5. What’s the most important thing you’ve learnt as a mule owner, and what piece of advice would you give to someone new to mules?
The most important thing I’ve learned as a mule owner is to have a sense of humour and be positive about everything – including the times when Richard and I are not reaching a goal together as quick as we would like (potentially due to some exhibition of personality on Richard’s part).
After Richard and I started serving our cold brew coffee on the trails, we began receiving lots of requests from people wanting to purchase our coffee on the flat lands. We went all in, and that has led to a multi-month build up to our current business activities of bottling and distributing our product to local shops and grocery stores. Being an entrepreneur is a high-stress endeavour, and there is always a task at hand that you feel personally responsible for achieving … and you wish you had achieved it at least a week ago, always!
My approach to Richard is in stark contrast to this, and I very purposely try to make my interactions with him into time that builds me up and emotionally “recharges my batteries”. With Richard, I can accept that we might not reach our goal, today, tomorrow, or a month from now. And with him, there is no forcing — he is a mule, and he has a considerable size advantage over me. All I ask is that we come together with some earnest effort — the journey with Richard is the destination.
If you would like your mule to be featured here, then please contact me either via this blog, message me on my Mulography Facebook page, or email me at: herecirm (at) gmail.com.
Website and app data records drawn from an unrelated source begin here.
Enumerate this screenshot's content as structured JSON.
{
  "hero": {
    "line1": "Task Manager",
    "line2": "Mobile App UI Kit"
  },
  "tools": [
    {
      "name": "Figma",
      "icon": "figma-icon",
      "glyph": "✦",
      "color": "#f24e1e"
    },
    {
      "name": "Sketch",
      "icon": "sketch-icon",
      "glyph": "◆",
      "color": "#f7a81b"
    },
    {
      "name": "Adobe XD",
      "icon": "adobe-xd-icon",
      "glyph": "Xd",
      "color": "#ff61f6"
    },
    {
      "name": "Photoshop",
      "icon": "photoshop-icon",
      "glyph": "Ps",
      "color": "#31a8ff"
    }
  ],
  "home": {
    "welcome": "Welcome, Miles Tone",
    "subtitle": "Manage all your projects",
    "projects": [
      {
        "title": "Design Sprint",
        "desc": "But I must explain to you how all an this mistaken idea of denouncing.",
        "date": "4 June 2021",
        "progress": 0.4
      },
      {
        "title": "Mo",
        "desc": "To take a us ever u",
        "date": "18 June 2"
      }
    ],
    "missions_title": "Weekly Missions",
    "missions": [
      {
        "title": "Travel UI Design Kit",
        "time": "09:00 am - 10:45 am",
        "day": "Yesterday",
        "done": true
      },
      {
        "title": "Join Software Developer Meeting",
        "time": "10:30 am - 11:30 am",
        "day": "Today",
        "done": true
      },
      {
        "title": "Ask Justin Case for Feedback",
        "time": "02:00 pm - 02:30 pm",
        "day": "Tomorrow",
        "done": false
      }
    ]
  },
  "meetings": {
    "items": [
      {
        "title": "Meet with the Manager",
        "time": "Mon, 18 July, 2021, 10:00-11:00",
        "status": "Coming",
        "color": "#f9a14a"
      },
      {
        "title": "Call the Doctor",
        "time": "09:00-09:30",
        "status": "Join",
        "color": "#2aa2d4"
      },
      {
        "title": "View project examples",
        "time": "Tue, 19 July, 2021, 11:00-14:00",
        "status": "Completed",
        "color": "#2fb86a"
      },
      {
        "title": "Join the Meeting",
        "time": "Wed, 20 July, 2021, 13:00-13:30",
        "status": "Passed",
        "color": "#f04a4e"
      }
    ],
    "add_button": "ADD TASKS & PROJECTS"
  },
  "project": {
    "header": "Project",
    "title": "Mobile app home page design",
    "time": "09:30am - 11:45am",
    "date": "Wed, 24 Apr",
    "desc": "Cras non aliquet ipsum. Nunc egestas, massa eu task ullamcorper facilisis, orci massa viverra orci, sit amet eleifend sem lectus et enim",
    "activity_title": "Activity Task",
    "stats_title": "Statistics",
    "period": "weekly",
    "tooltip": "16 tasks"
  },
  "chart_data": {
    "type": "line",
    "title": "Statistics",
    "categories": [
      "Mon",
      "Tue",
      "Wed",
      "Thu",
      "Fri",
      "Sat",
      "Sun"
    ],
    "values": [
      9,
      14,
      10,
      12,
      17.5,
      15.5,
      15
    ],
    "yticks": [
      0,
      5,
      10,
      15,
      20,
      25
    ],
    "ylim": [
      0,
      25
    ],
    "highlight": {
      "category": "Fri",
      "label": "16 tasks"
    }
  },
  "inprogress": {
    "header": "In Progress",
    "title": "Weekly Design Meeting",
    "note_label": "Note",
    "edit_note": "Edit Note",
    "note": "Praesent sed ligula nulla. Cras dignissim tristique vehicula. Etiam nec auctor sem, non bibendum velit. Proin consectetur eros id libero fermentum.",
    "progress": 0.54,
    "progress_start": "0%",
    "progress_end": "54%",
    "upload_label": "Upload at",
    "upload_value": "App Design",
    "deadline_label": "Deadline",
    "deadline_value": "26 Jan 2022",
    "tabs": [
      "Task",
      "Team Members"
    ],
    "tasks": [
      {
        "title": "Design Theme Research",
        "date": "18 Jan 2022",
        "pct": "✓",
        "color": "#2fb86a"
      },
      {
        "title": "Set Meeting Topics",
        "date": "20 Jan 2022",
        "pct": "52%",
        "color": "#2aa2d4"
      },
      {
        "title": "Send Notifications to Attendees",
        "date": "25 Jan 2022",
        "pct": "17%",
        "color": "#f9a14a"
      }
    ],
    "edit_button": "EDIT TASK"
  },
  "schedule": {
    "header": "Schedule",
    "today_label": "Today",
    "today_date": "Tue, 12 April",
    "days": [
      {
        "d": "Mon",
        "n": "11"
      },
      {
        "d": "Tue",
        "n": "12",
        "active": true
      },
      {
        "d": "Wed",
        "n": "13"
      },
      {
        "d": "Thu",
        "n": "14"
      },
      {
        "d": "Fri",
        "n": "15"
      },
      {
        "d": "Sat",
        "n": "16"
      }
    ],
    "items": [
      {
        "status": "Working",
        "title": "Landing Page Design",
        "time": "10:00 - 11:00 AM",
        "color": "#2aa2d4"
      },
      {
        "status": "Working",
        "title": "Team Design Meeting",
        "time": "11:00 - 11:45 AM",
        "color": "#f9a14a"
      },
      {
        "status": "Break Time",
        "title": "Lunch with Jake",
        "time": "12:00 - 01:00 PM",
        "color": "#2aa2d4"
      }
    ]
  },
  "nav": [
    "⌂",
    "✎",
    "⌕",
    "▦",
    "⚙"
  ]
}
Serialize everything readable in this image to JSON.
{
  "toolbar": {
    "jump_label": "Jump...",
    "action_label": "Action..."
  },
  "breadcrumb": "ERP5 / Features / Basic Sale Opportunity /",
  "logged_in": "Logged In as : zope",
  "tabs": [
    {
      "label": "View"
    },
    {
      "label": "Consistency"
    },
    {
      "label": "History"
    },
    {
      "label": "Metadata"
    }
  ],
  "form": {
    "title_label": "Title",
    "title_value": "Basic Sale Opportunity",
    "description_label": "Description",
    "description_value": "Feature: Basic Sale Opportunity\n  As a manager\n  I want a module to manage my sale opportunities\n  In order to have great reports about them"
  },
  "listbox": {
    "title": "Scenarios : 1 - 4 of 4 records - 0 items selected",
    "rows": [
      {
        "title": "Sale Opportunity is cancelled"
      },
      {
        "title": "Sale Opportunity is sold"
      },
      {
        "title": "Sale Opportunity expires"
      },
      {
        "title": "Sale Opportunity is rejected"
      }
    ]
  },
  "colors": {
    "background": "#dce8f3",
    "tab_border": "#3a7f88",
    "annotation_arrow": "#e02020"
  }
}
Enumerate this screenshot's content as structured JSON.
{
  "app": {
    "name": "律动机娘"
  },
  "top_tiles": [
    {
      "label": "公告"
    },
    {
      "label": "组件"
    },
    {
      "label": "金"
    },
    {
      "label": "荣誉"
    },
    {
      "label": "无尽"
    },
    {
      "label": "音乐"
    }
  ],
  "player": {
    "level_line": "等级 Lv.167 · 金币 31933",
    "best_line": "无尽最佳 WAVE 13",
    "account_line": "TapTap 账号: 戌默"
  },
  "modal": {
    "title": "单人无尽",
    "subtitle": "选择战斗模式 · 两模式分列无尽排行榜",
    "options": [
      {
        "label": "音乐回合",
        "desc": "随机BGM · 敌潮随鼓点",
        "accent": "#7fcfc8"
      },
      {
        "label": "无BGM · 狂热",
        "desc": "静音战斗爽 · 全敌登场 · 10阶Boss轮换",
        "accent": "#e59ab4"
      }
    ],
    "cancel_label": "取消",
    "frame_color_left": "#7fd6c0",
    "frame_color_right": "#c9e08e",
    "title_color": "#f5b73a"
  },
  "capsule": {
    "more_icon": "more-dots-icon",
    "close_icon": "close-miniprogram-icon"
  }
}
I would particularly like to hear from UK mule owners (purely because Mulography is about owning a mule in the UK), but am happy to take worldwide submissions!